The current law allows seat-belt citations to be issued only when a motorist is pulled over for some other infraction.
The rural-dominated committee tabled the bill on a 10-3 vote Tuesday evening.
Rep. Brad Johnson, R-Aurora, said there's no question seat belts save lives, but the government shouldn't tell people to use them.
"I think there's too much government interference in our lives," Johnson said. "Where does this stop? Next year will you be telling me to brush my teeth?"
"I was told by a member of your body yesterday that Natural Resources is the place where they send bills to die," bill co-sponsor Sen. Dan Eastman, told the committee.
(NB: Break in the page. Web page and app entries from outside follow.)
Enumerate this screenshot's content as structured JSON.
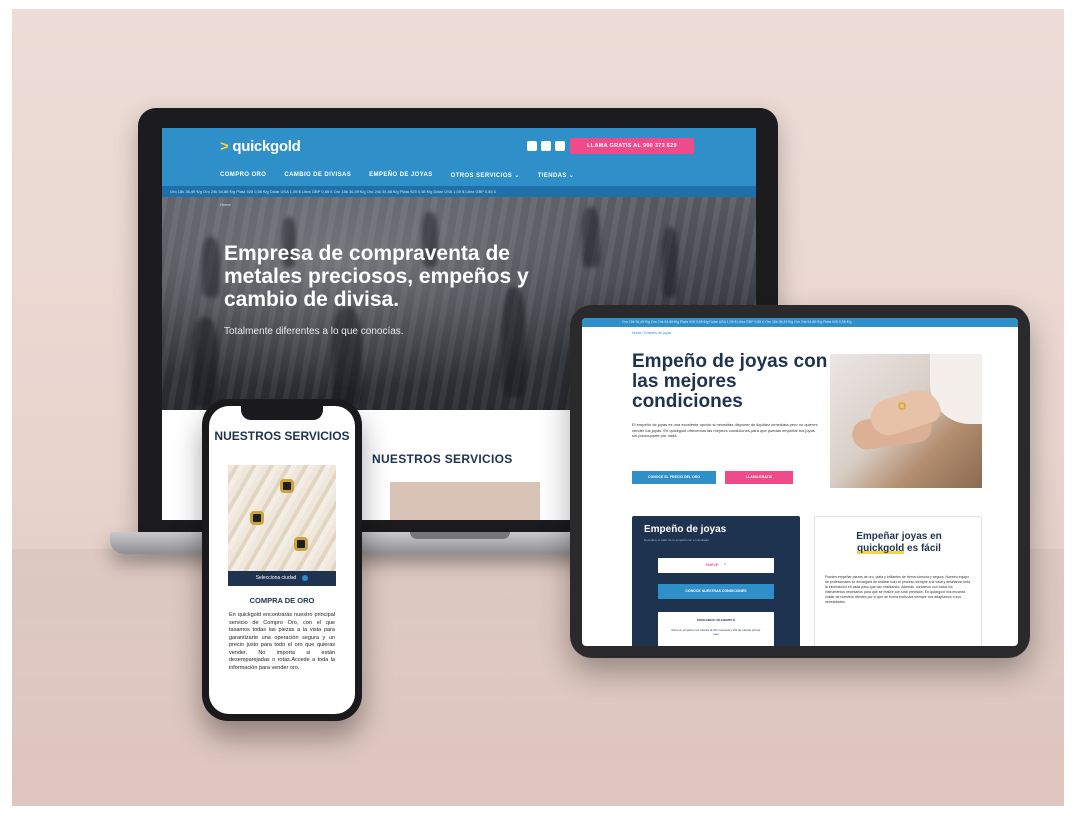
{
  "laptop": {
    "logo": "quickgold",
    "logo_arrow": ">",
    "call_button": "LLAMA GRATIS AL 900 373 629",
    "nav": [
      "COMPRO ORO",
      "CAMBIO DE DIVISAS",
      "EMPEÑO DE JOYAS",
      "OTROS SERVICIOS ⌄",
      "TIENDAS ⌄"
    ],
    "ticker": "Oro 18k 36,49 €/g   Oro 24k 54,88 €/g   Plata 925 0,58 €/g   Dólar USA 1,05 $   Libra GBP 0,85 £   Oro 18k 36,49 €/g   Oro 24k 54,88 €/g   Plata 925 0,58 €/g   Dólar USA 1,05 $   Libra GBP 0,85 £",
    "breadcrumb": "Home",
    "hero_title": "Empresa de compraventa de metales preciosos, empeños y cambio de divisa.",
    "hero_subtitle": "Totalmente diferentes a lo que conocías.",
    "services_title": "NUESTROS SERVICIOS"
  },
  "tablet": {
    "ticker": "Oro 18k 36,49 €/g   Oro 24k 54,88 €/g   Plata 925 0,58 €/g   Dólar USA 1,05 $   Libra GBP 0,85 £   Oro 18k 36,49 €/g   Oro 24k 54,88 €/g   Plata 925 0,58 €/g",
    "breadcrumb": "Home / Empeño de joyas",
    "title": "Empeño de joyas con las mejores condiciones",
    "body": "El empeño de joyas es una excelente opción si necesitas disponer de liquidez inmediata pero no quieres vender tus joyas. En quickgold ofrecemos las mejores condiciones para que puedas empeñar tus joyas sin preocuparte por nada.",
    "btn_primary": "CONOCE EL PRECIO DEL ORO",
    "btn_secondary": "LLAMA GRATIS",
    "dark_card": {
      "title": "Empeño de joyas",
      "subtitle": "Descubre el valor de tu empeño con el simulador",
      "select_value": "NUEVE",
      "select_chevron": "^",
      "button": "CONOCE NUESTRAS CONDICIONES",
      "example_title": "PONGAMOS UN EJEMPLO",
      "example_text": "Para un empeño con interés al 0% mensual y 2% de interés primer mes"
    },
    "light_card": {
      "title_line1": "Empeñar joyas en",
      "title_brand": "quickgold",
      "title_line2": " es fácil",
      "body": "Puedes empeñar piezas de oro, plata y brillantes de forma cómoda y segura. Nuestro equipo de profesionales se encargará de realizar todo el proceso siempre a la vista y detallando toda la información en cada paso que van realizando. Además, contamos con todos los instrumentos necesarios para que se realice con total precisión. En quickgold nos encanta cuidar de nuestros clientes por lo que de forma exclusiva siempre nos adaptamos a sus necesidades."
    }
  },
  "phone": {
    "title": "NUESTROS SERVICIOS",
    "select_city": "Selecciona ciudad",
    "section_title": "COMPRA DE ORO",
    "body": "En quickgold encontrarás nuestro principal servicio de Compro Oro, con el que tasamos todas las piezas a la vista para garantizarte una operación segura y un precio justo para todo el oro que quieras vender. No importa si están desemparejadas o rotas.Accede a toda la información para vender oro."
  },
  "colors": {
    "brand_blue": "#2f8fc9",
    "navy": "#1d3350",
    "pink": "#ef4b8b",
    "yellow": "#f7d34a",
    "background": "#eddcd7"
  }
}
He urged the committee to help save lives, "not kill a bill."
Supporters ranged from the Utah Highway Patrol to Mothers Against Drunk Driving.
Jaynie Brown of MADD also told the committee that she understood the public-safety bill had been sent to the agriculture committee so that it would be killed.
She said the deaths of people not wearing seat belts are not confined to city dwellers.
"The most alarming statistics tell us that many rural residents are dying," she said.
David Horn, an engineer at Hill Air Force Base, spoke against the bill.
He said he and his family wear their seat belts, but, "I think this is a matter of freedom. The fact that it's going to save your life is not directly related to somebody else's life."
Laura Lee Adams of the Sutherland Institute spoke against the bill as an attack against "stupid people."
"A seat belt is more a hallmark of wisdom. As unwise as stupid people are, they can still be attentive and good drivers," Adams said.
The Crash Outcome Data Evaluation System at the University of Utah found that each year people spend $6.6 million in hospital charges due to injuries resulting from not wearing a seat belt.
It said 174 people die of such injuries.
(Copyright 2004 by The Associated Press. All Rights Reserved.)